Problem to solve - Write out exactly the lines running from the one with "Convert this screenshot" to the end of the data, including both of those lines and excluding pictures.

Provided information -

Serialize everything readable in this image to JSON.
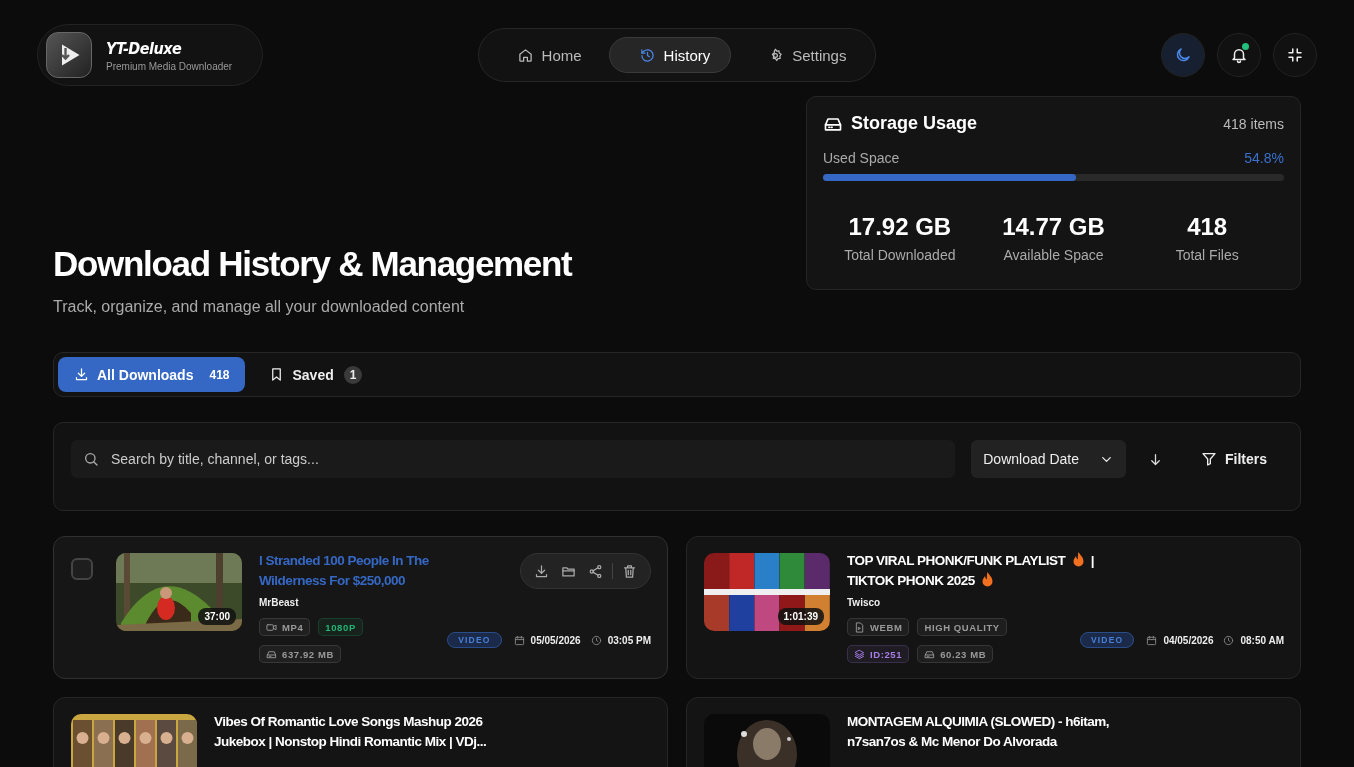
{
  "brand": {
    "name": "YT-Deluxe",
    "tagline": "Premium Media Downloader"
  },
  "nav": [
    {
      "label": "Home",
      "selected": false
    },
    {
      "label": "History",
      "selected": true
    },
    {
      "label": "Settings",
      "selected": false
    }
  ],
  "header_actions": [
    {
      "selected": true,
      "badge": false
    },
    {
      "selected": false,
      "badge": true
    },
    {
      "selected": false,
      "badge": false
    }
  ],
  "storage": {
    "title": "Storage Usage",
    "count": "418 items",
    "used_label": "Used Space",
    "used_percent": "54.8%",
    "level": 0.548,
    "stats": [
      {
        "value": "17.92 GB",
        "label": "Total Downloaded"
      },
      {
        "value": "14.77 GB",
        "label": "Available Space"
      },
      {
        "value": "418",
        "label": "Total Files"
      }
    ]
  },
  "hero": {
    "title": "Download History & Management",
    "subtitle": "Track, organize, and manage all your downloaded content"
  },
  "tabs": [
    {
      "label": "All Downloads",
      "count": "418",
      "selected": true
    },
    {
      "label": "Saved",
      "count": "1",
      "selected": false
    }
  ],
  "search": {
    "placeholder": "Search by title, channel, or tags...",
    "sort": "Download Date",
    "filters": "Filters"
  },
  "downloads": [
    {
      "hovered": true,
      "checked": false,
      "title": [
        {
          "kind": "text",
          "text": "I Stranded 100 People In The Wilderness For $250,000"
        }
      ],
      "channel": "MrBeast",
      "duration": "37:00",
      "badges": [
        {
          "kind": "format",
          "label": "MP4",
          "color": "#9a9a9a"
        },
        {
          "kind": "quality",
          "label": "1080P",
          "color": "#22b573"
        },
        {
          "kind": "size",
          "label": "637.92 MB",
          "color": "#9a9a9a"
        }
      ],
      "type": "VIDEO",
      "date": "05/05/2026",
      "time": "03:05 PM"
    },
    {
      "hovered": false,
      "checked": false,
      "title": [
        {
          "kind": "text",
          "text": "TOP VIRAL PHONK/FUNK PLAYLIST"
        },
        {
          "kind": "flame"
        },
        {
          "kind": "text",
          "text": "| TIKTOK PHONK 2025"
        },
        {
          "kind": "flame"
        }
      ],
      "channel": "Twisco",
      "duration": "1:01:39",
      "badges": [
        {
          "kind": "format",
          "label": "WEBM",
          "color": "#9a9a9a"
        },
        {
          "kind": "quality",
          "label": "HIGH QUALITY",
          "color": "#9a9a9a"
        },
        {
          "kind": "id",
          "label": "ID:251",
          "color": "#a77de8"
        },
        {
          "kind": "size",
          "label": "60.23 MB",
          "color": "#9a9a9a"
        }
      ],
      "type": "VIDEO",
      "date": "04/05/2026",
      "time": "08:50 AM"
    },
    {
      "hovered": false,
      "checked": false,
      "title": [
        {
          "kind": "text",
          "text": "Vibes Of Romantic Love Songs Mashup 2026 Jukebox | Nonstop Hindi Romantic Mix | VDj..."
        }
      ]
    },
    {
      "hovered": false,
      "checked": false,
      "title": [
        {
          "kind": "text",
          "text": "MONTAGEM ALQUIMIA (SLOWED) - h6itam, n7san7os & Mc Menor Do Alvorada"
        }
      ]
    }
  ]
}
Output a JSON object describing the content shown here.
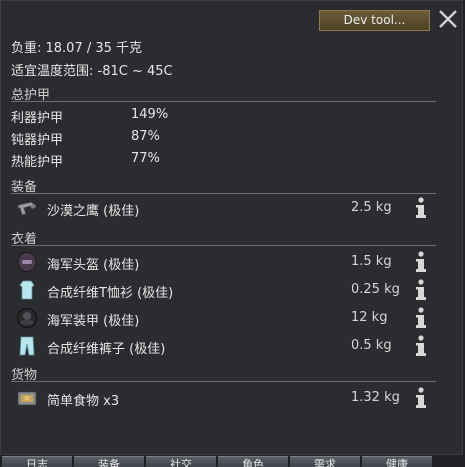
{
  "header": {
    "dev_tool_label": "Dev tool..."
  },
  "stats": {
    "mass_text": "负重:  18.07 / 35 千克",
    "comfy_temp_text": "适宜温度范围: -81C ~ 45C"
  },
  "armor": {
    "title": "总护甲",
    "rows": [
      {
        "name": "利器护甲",
        "value": "149%"
      },
      {
        "name": "钝器护甲",
        "value": "87%"
      },
      {
        "name": "热能护甲",
        "value": "77%"
      }
    ]
  },
  "equipment": {
    "title": "装备",
    "items": [
      {
        "name": "沙漠之鹰 (极佳)",
        "weight": "2.5 kg",
        "icon": "pistol-icon"
      }
    ]
  },
  "apparel": {
    "title": "衣着",
    "items": [
      {
        "name": "海军头盔 (极佳)",
        "weight": "1.5 kg",
        "icon": "helmet-icon"
      },
      {
        "name": "合成纤维T恤衫 (极佳)",
        "weight": "0.25 kg",
        "icon": "tshirt-icon"
      },
      {
        "name": "海军装甲 (极佳)",
        "weight": "12 kg",
        "icon": "armor-icon"
      },
      {
        "name": "合成纤维裤子 (极佳)",
        "weight": "0.5 kg",
        "icon": "pants-icon"
      }
    ]
  },
  "inventory": {
    "title": "货物",
    "items": [
      {
        "name": "简单食物 x3",
        "weight": "1.32 kg",
        "icon": "meal-icon"
      }
    ]
  },
  "bottom_tabs": [
    "日志",
    "装备",
    "社交",
    "角色",
    "需求",
    "健康"
  ],
  "colors": {
    "panel_bg": "#2a2c30",
    "dev_button": "#5e5030",
    "rule": "#6b6d70"
  }
}
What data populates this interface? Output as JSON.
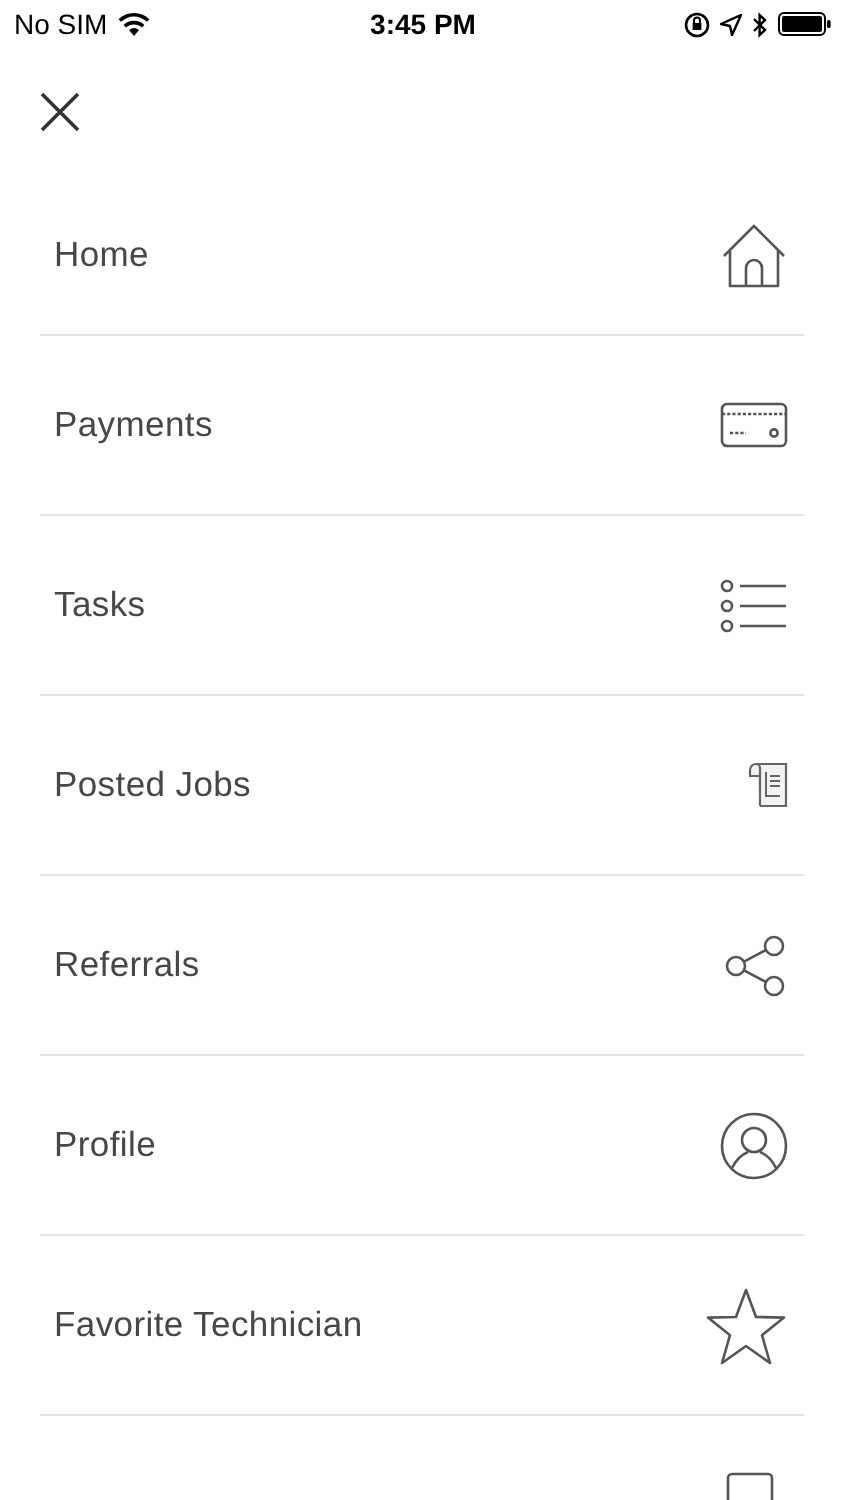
{
  "status_bar": {
    "carrier": "No SIM",
    "time": "3:45 PM"
  },
  "menu": {
    "items": [
      {
        "label": "Home",
        "kind": "home"
      },
      {
        "label": "Payments",
        "kind": "card"
      },
      {
        "label": "Tasks",
        "kind": "list"
      },
      {
        "label": "Posted Jobs",
        "kind": "document"
      },
      {
        "label": "Referrals",
        "kind": "share"
      },
      {
        "label": "Profile",
        "kind": "profile"
      },
      {
        "label": "Favorite Technician",
        "kind": "star"
      },
      {
        "kind": "logout"
      }
    ]
  }
}
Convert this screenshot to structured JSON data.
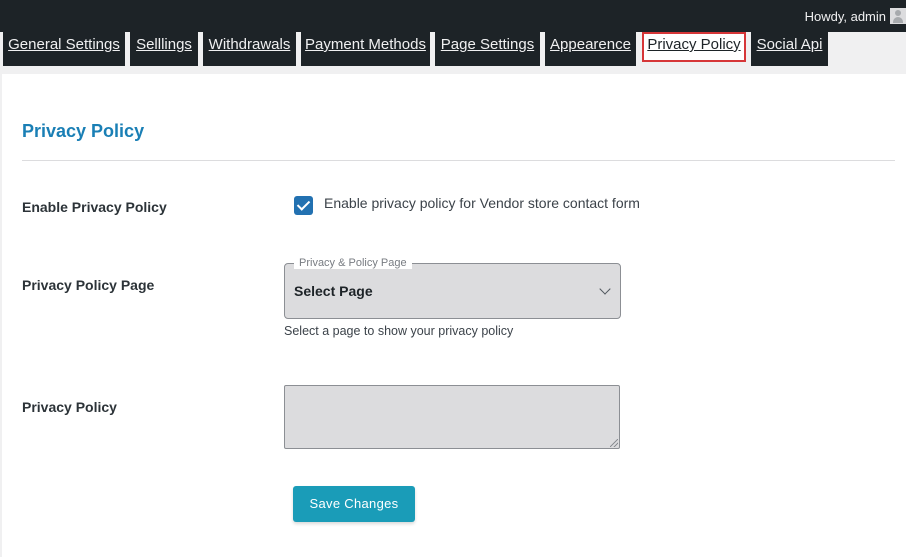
{
  "adminbar": {
    "greeting": "Howdy, admin"
  },
  "tabs": [
    {
      "label": "General Settings"
    },
    {
      "label": "Selllings"
    },
    {
      "label": "Withdrawals"
    },
    {
      "label": "Payment Methods"
    },
    {
      "label": "Page Settings"
    },
    {
      "label": "Appearence"
    },
    {
      "label": "Privacy Policy",
      "active": true
    },
    {
      "label": "Social Api"
    }
  ],
  "section": {
    "title": "Privacy Policy"
  },
  "enable_row": {
    "label": "Enable Privacy Policy",
    "checked": true,
    "checkbox_label": "Enable privacy policy for Vendor store contact form"
  },
  "page_row": {
    "label": "Privacy Policy Page",
    "select_legend": "Privacy & Policy Page",
    "select_value": "Select Page",
    "help_text": "Select a page to show your privacy policy"
  },
  "policy_row": {
    "label": "Privacy Policy",
    "textarea_value": ""
  },
  "save_button": {
    "label": "Save Changes"
  },
  "colors": {
    "admin_bar": "#1d2327",
    "title_blue": "#1a7fb5",
    "checkbox": "#2271b1",
    "button": "#1a9cb8",
    "active_tab_border": "#d63638"
  }
}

Expected answer -
Convert this screenshot to structured JSON data.
{
  "adminbar": {
    "greeting": "Howdy, admin"
  },
  "tabs": [
    {
      "label": "General Settings"
    },
    {
      "label": "Selllings"
    },
    {
      "label": "Withdrawals"
    },
    {
      "label": "Payment Methods"
    },
    {
      "label": "Page Settings"
    },
    {
      "label": "Appearence"
    },
    {
      "label": "Privacy Policy",
      "active": true
    },
    {
      "label": "Social Api"
    }
  ],
  "section": {
    "title": "Privacy Policy"
  },
  "enable_row": {
    "label": "Enable Privacy Policy",
    "checked": true,
    "checkbox_label": "Enable privacy policy for Vendor store contact form"
  },
  "page_row": {
    "label": "Privacy Policy Page",
    "select_legend": "Privacy & Policy Page",
    "select_value": "Select Page",
    "help_text": "Select a page to show your privacy policy"
  },
  "policy_row": {
    "label": "Privacy Policy",
    "textarea_value": ""
  },
  "save_button": {
    "label": "Save Changes"
  },
  "colors": {
    "admin_bar": "#1d2327",
    "title_blue": "#1a7fb5",
    "checkbox": "#2271b1",
    "button": "#1a9cb8",
    "active_tab_border": "#d63638"
  }
}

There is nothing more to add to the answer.